The investigators also evaluated how the diagnosis of cancer in a child affects parents’ decisions on having another child.

Also Read: Lockdown: Here are 5 Occasions to Celebrate With Luxurious Meals at Home

They expected that parents of a child with cancer would have fewer children than parents of children without cancer and that they would postpone having another child.

This was not the case, however, as the researchers found that the childhood cancer experience did not negatively affect parents’ future family planning in Denmark.

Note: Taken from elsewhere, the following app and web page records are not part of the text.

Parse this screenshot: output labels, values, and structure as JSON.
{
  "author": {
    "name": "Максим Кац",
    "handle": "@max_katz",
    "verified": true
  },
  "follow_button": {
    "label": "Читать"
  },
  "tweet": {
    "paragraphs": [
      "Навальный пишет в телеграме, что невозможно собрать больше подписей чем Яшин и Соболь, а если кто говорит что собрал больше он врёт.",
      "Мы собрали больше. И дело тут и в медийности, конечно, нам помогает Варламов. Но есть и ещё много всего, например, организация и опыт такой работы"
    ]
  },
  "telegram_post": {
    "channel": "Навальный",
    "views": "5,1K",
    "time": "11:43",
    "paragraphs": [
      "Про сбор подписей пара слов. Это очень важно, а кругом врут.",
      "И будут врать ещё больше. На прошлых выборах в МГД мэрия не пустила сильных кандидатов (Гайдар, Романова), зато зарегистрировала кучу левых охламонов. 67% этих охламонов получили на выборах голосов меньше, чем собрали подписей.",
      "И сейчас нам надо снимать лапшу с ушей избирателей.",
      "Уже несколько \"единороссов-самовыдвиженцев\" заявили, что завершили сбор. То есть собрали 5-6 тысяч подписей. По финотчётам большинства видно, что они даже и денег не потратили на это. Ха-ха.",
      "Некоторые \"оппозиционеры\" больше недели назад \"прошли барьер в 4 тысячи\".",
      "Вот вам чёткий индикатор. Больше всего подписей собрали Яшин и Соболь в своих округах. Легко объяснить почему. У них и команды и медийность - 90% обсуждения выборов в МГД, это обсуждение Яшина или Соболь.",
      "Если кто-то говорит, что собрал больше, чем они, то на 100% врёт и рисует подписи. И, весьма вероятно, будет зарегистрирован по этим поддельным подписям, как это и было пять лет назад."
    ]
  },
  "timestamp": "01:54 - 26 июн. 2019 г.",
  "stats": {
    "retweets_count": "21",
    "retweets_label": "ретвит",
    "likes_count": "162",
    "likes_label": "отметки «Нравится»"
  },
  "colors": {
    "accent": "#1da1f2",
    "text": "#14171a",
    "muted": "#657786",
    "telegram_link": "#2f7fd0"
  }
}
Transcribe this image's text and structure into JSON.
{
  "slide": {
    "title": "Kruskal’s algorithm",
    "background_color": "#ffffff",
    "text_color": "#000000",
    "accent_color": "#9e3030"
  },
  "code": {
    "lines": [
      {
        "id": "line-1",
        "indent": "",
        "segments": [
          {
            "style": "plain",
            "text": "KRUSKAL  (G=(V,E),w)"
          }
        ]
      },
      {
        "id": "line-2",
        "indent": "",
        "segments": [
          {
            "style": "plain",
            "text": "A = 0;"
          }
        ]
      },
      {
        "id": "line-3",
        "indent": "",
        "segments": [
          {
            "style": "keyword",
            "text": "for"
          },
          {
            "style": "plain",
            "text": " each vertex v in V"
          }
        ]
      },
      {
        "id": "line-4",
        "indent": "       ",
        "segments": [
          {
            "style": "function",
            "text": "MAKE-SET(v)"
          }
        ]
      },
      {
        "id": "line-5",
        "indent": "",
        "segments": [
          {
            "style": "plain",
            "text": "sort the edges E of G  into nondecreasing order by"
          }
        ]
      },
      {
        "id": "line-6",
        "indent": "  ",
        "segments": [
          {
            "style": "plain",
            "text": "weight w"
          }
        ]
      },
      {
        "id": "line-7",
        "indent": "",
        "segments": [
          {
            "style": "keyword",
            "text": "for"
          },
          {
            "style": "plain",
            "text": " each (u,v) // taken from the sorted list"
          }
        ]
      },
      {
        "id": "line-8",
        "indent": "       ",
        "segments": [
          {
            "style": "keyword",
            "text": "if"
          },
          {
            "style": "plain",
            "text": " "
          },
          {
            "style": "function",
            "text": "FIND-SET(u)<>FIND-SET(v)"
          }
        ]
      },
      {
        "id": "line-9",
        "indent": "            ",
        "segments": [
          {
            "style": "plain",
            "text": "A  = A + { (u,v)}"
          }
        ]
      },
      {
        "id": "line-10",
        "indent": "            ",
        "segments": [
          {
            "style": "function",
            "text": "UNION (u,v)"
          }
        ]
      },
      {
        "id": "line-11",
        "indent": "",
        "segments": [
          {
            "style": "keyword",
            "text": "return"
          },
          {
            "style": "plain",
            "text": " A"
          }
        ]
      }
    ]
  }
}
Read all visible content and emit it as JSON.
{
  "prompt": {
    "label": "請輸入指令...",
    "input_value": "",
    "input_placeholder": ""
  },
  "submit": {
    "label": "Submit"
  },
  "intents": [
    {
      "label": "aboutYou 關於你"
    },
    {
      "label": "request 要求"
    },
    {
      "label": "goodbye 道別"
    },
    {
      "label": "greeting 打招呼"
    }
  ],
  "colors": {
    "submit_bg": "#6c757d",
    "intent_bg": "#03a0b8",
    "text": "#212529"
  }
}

The researchers noted that health care providers should communicate these reassuring and encouraging findings to parents, but that support should be offered if needed to improve family life in the long term. (IANS)